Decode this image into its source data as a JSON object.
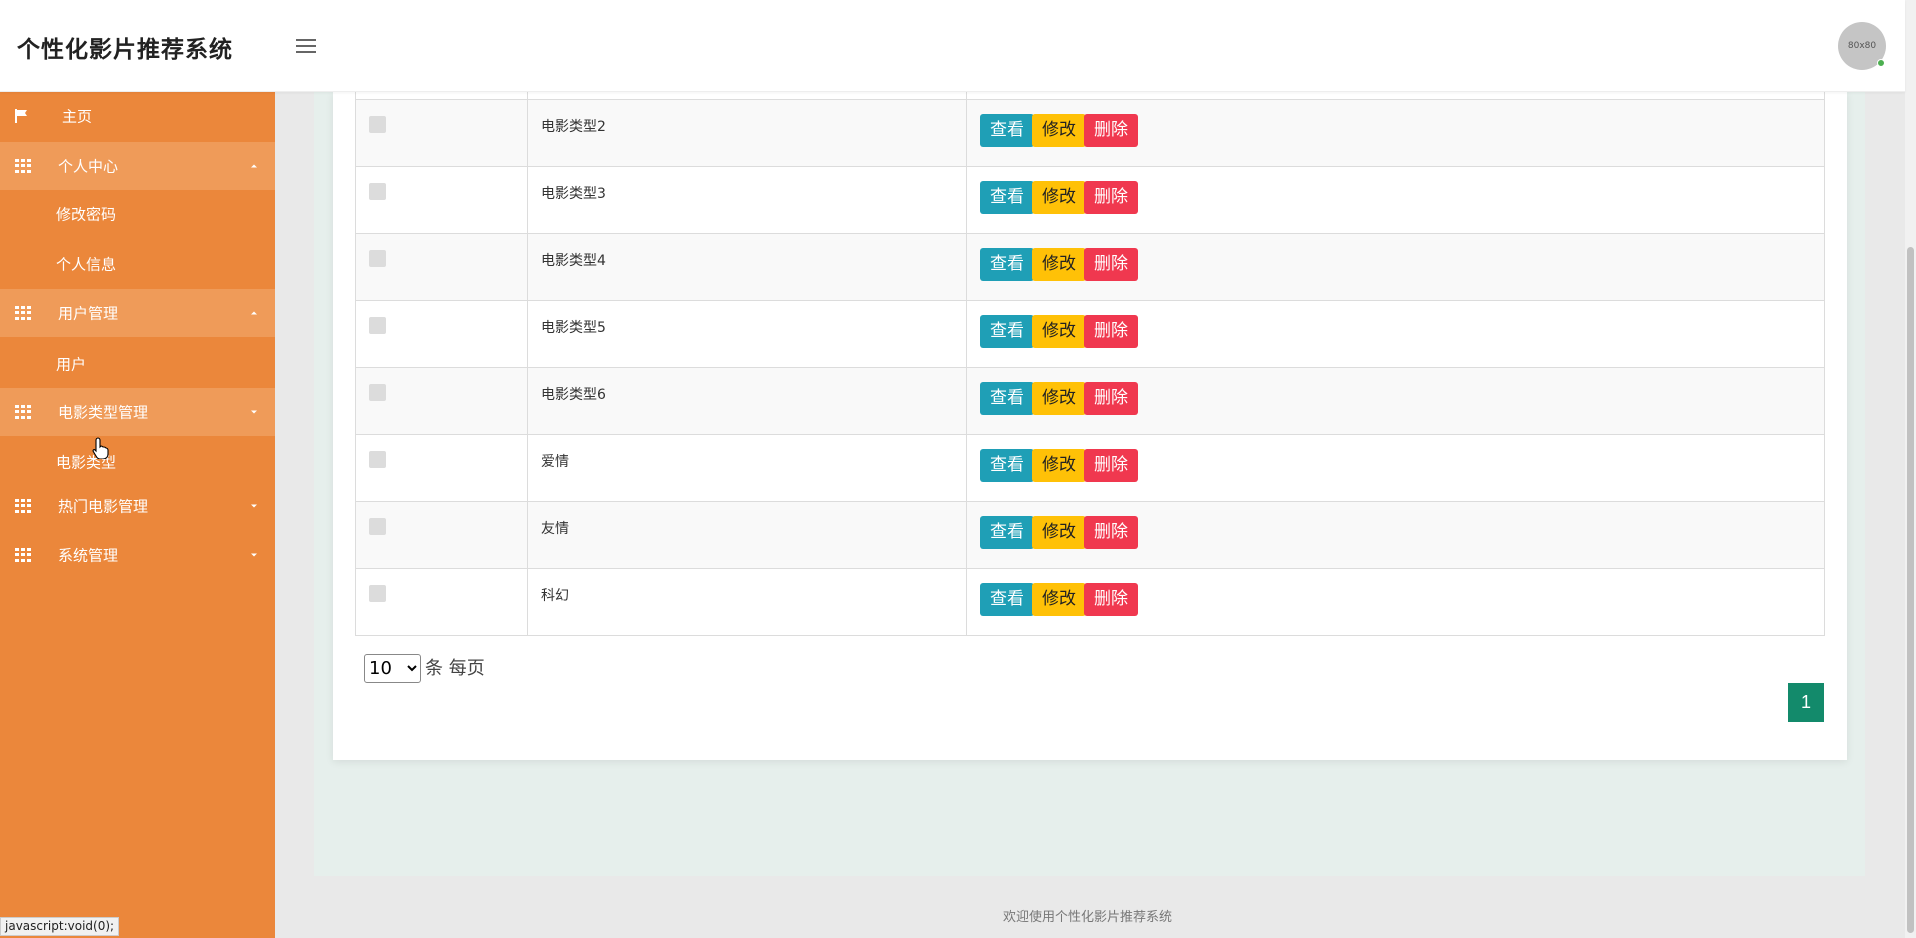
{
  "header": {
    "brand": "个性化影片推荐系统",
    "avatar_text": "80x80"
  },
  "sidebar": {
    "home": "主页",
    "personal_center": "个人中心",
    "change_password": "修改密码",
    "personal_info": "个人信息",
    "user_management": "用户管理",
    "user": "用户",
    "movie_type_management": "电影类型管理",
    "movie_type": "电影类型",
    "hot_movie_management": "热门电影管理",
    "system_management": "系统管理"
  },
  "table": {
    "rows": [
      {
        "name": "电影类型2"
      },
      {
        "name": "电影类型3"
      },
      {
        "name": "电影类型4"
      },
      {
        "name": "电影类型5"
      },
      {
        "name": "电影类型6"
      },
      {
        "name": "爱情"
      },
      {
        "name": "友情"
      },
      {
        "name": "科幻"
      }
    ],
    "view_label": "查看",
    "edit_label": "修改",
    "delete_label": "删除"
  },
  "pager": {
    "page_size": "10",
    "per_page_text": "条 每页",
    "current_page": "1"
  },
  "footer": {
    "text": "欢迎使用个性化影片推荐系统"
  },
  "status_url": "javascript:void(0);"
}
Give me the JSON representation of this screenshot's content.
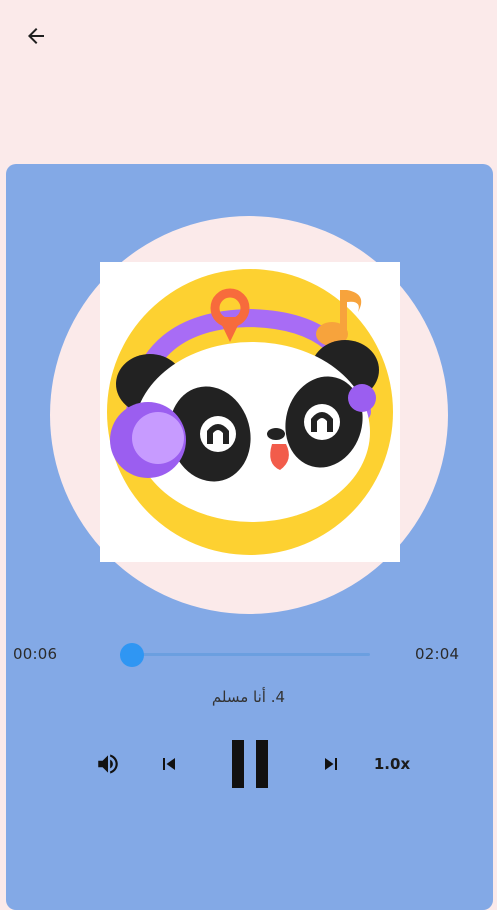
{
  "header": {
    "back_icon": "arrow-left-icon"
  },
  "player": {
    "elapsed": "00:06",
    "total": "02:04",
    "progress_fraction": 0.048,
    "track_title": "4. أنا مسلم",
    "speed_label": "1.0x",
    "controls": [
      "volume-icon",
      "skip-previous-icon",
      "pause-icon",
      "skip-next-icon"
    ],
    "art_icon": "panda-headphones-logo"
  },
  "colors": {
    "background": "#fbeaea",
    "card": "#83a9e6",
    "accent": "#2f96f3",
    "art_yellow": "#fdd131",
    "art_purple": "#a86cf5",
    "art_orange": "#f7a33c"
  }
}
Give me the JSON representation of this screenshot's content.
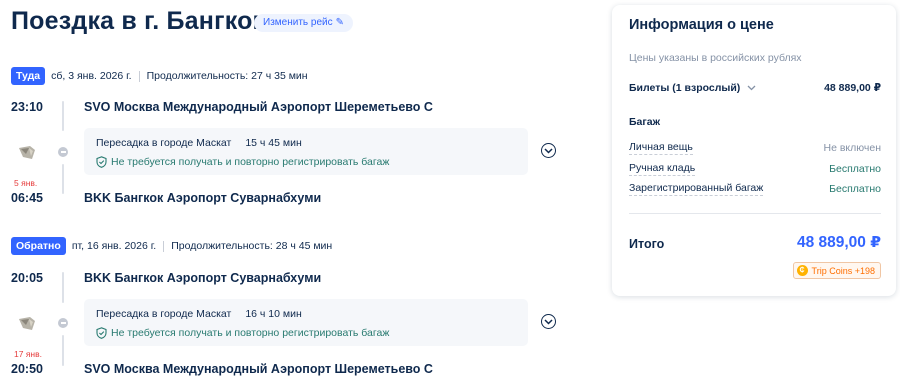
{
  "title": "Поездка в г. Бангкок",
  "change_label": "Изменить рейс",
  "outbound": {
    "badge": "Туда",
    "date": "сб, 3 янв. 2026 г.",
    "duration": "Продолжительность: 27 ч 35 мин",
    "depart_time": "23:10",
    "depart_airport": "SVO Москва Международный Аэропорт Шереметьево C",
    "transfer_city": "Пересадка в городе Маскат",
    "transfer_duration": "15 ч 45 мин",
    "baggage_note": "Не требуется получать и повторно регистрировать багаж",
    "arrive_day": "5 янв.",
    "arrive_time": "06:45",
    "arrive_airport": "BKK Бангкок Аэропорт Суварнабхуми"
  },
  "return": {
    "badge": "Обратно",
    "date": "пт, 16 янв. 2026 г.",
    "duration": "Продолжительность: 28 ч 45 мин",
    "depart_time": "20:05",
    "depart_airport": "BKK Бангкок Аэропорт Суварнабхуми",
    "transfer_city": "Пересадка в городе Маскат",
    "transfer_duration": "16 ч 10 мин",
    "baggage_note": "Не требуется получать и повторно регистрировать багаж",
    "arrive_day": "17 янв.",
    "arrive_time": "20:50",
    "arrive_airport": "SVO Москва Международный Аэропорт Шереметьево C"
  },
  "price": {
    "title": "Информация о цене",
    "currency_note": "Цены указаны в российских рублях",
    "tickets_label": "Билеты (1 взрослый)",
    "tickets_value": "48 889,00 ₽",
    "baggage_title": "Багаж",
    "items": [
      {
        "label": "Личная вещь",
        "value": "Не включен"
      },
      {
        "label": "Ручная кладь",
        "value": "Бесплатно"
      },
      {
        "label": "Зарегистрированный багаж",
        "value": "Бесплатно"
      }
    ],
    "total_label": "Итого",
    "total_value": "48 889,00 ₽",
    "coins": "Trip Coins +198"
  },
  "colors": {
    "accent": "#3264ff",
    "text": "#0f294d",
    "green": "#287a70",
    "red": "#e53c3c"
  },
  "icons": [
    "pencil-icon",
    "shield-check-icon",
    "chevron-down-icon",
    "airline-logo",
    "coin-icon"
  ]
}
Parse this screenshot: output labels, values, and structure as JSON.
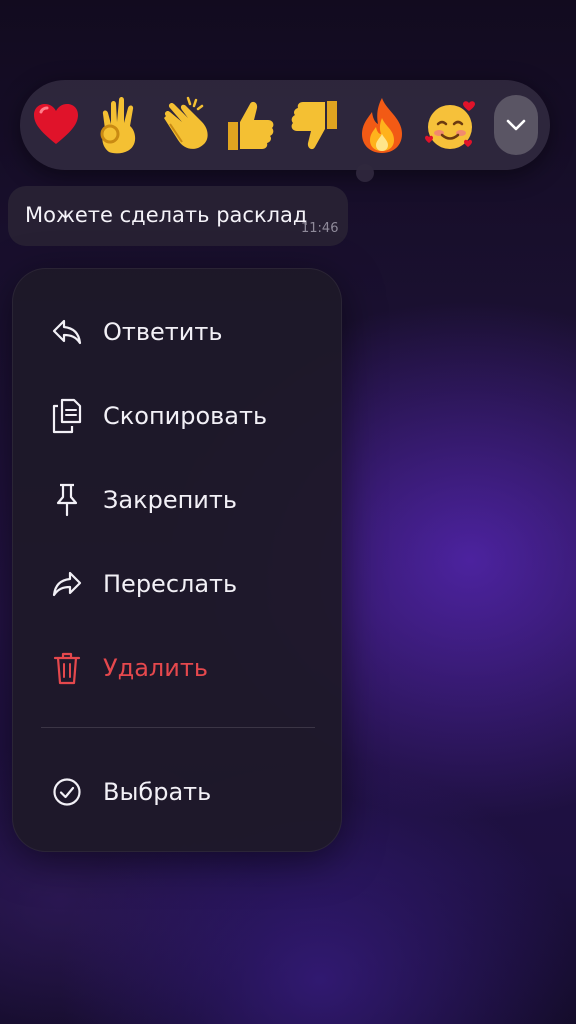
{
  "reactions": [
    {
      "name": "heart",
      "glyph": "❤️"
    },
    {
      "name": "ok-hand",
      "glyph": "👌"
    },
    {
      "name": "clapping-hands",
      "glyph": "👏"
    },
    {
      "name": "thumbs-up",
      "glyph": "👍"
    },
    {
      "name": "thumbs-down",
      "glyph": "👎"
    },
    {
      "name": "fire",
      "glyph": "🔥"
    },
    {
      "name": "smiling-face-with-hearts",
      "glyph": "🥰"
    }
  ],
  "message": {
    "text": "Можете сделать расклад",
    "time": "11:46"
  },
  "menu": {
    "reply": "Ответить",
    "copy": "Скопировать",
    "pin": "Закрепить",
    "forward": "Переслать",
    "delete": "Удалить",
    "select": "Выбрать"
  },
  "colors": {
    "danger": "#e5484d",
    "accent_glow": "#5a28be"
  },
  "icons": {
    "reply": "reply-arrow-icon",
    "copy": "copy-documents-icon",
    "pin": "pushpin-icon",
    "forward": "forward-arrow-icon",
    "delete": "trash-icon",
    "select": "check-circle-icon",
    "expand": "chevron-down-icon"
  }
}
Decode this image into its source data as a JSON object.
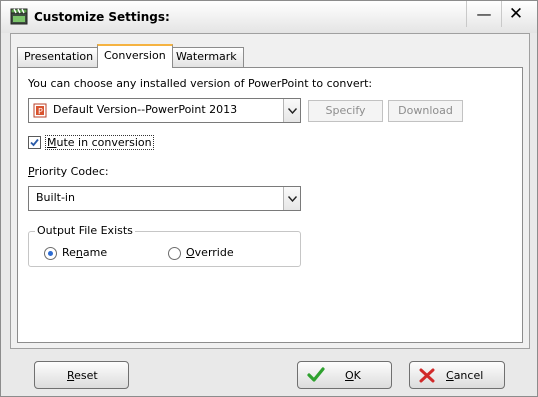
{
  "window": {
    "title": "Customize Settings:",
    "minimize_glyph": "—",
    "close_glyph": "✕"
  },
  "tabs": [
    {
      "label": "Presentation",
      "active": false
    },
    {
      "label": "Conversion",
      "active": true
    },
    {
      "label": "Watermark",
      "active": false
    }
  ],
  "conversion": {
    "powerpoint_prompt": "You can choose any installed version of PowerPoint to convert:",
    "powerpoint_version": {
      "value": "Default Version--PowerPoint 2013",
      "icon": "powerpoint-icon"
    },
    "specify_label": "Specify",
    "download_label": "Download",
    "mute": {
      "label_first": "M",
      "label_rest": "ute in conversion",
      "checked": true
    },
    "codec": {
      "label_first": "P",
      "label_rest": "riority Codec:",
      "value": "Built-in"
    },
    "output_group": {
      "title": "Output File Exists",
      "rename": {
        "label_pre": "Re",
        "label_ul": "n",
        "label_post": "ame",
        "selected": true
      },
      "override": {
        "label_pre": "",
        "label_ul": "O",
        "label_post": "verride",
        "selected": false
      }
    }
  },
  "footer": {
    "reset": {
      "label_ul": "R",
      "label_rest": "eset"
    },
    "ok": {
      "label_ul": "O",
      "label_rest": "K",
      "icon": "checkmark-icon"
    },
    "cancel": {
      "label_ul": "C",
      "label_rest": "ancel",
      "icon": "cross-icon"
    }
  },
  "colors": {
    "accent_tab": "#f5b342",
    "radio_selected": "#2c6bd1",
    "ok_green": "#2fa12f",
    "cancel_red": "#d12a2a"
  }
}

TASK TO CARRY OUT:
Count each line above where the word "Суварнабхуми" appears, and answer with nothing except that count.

WRITTEN ANSWER:
2